Benzodiazepines slow down reaction times, cloud judgement, cause cognitive impairment and drowsiness, so it’s little wonder they cause accidents. Yet, unlike alcohol, there are no driving restrictions, and when related accidents occur, unlike alcohol or illegal drugs, the media hardly ever make any reference to the affects of these potentially lethal prescription drugs. – World BZ Day
Today is the first ever world benzodiazepine awareness day. I started with this quote because it leads into my anecdotal story. While on benzos myself, I was in two car accidents. After the second crash, they did all sorts of tests to figure out if I had a seizure disorder or something. The answer was right there. Why didn’t anyone tell me? I didn’t realize it until a year after when I was taken off of it and experienced horrendous withdrawal.
I was put on klonopin for anxiety. I started to have no fear, I lost all concentration and my grades went down. I became severely depressed and started injuring myself. After three years, my doctor believed that the klonopin “wasn’t working anymore,” so I should be taken off of it. I was hospitalized and tapered off klonopin over a span of 3 days. THREE DAYS. Looking back I’m horrified at the thought of it, knowing what I know now. I was having horrible withdrawal except I had no idea. They told me I was experiencing “rebound anxiety” and this was something I had before. Except it was not. I never in my life had gotten so anxious that I vomited. They then proceeded to give me bunch of other drugs to treat the new symptoms I was having.
I had severe withdrawal, pretty much every symptom listed for benzo withdrawal syndrome. I felt like my brain had been reset and I had to learn basic skills all over again. Especially things that involve fear and anxiety. I was so scared I couldn’t get out of bed, I spent months just staring at the wall. I couldn’t read or watch tv. My perception was all fucked up, I couldn’t feel my own skin, I couldn’t taste anything.
I felt like my mind had been separated from my body.
I felt sick, scared and hopeless.
I felt like I was never going to get better again. I thought, this is my life now.

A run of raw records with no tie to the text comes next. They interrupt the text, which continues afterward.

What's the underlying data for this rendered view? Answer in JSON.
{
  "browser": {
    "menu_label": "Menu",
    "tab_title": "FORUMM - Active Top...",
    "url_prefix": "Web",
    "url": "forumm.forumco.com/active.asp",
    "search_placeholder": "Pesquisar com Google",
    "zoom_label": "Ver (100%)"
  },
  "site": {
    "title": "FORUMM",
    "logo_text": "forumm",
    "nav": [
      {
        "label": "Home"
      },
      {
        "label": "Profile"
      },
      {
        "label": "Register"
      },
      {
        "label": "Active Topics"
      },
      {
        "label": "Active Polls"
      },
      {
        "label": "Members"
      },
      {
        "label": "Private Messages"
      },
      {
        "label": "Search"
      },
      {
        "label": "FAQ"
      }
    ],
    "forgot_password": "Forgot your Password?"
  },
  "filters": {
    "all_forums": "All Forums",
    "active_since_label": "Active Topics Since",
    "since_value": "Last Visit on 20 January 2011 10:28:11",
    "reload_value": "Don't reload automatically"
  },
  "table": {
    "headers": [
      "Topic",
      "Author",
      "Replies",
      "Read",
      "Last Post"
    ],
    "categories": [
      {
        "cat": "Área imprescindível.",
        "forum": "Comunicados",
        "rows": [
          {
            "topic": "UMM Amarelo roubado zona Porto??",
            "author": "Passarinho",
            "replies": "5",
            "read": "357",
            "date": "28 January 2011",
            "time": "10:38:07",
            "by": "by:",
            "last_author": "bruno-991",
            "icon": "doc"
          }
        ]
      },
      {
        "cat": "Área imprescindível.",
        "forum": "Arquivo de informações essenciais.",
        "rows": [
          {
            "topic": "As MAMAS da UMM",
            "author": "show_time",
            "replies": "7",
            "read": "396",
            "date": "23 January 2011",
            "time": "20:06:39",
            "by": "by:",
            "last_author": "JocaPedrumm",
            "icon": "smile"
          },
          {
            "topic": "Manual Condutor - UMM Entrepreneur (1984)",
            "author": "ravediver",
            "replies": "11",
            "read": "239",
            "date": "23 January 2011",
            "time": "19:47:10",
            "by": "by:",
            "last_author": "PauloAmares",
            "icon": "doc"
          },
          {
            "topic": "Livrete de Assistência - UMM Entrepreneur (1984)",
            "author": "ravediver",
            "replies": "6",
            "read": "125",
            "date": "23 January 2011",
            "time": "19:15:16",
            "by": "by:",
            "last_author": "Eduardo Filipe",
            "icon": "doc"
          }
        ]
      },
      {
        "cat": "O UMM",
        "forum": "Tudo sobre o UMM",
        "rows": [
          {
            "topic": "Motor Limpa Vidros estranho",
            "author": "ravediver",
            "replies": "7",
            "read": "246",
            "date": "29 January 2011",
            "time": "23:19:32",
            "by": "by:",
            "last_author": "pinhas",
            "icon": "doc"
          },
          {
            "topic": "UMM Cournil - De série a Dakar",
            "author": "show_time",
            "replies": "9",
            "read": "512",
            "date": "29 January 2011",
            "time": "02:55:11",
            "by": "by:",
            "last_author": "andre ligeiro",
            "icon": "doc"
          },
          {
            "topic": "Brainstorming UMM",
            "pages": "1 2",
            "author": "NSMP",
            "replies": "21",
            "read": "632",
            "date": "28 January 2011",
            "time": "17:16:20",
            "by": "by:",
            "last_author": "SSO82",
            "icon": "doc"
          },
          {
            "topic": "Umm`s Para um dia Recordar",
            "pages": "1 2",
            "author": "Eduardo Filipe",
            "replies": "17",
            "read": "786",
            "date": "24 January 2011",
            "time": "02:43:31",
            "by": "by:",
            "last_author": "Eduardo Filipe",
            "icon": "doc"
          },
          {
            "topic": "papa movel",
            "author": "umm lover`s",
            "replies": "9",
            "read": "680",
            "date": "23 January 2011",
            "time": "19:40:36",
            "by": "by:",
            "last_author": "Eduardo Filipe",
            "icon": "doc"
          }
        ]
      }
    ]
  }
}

Unless you’ve experienced it, you’ll never understand.
I gradually got better. I watched countless of movies.
I remember watching Fear and Loathing in Las Vegas (1998) and I felt like i was on whatever they were on. Especially the part with the moving floor, it was unreal and fucked up.
Eventually I could read, I had trouble reading while on benzos. Who can read while they’re drunk? Never realized that was why I couldn’t focus.
I read Aldous Huxley’s The Doors of Perception and realized how fucked up my mind was. Here i was going off of drugs having the same perceptions as someone high on LSD.
I started to watch baseball, I somehow found it comforting. The pace was slow, and there were limited commercials. I enjoyed the monotonousness.
After this I slowly lost my trust in doctors (I did have a very good therapist for a while after, they’re not all bad!). A year later, I went back to school and learned a lot about the brain. I eventually tapered myself off of all other drugs they put me on. Today I am 4 years drug free (8 years off klonopin) and never felt better. I still experience sensitivity to pretty much everything and some memory problems, I believe it’s from pharmaceutical damage.
A characteristic feature of benzodiazepine withdrawal is a heightened sensitivity to all sensations – hearing, sight, touch, taste and smell. When extreme, these sensations can be disturbing. One lady had to stop all the clocks in the house because their ticking sounded unbearably loud; many have had to don dark glasses because ordinary light seemed dazzlingly bright. Some find that the skin and scalp becomes so sensitive that it feels as if insects are crawling over them. Heartbeats become audible and there may be a hissing or ringing sound in the ears (tinnitus) – One of many symptoms; Ashton Manual
Now I enjoy being in control of my own mind.
These sensations return towards normal as withdrawal progresses, and some people are pleased with the new, seemingly extraordinary, clarity of their perceptions. Only in withdrawal do they realise how much their senses have been obscured by benzodiazepines. One lady described how thrilled she was when she could suddenly see individual blades of grass in her newly bright green lawn; it was like the lifting of a veil. Thus, these sensations need not give rise to fear; they can be viewed as signs of recovery.
This explains why I can now spend hours upon hours doing nothing. I can remember back at times where I’ve sat and stared at the complexity of my fingers. Have you ever looked closely at your own skin?? It’s wonderful!
You don’t drink and drive. There is a reason for that. Benzodiazepines are no different. These drugs are not safe.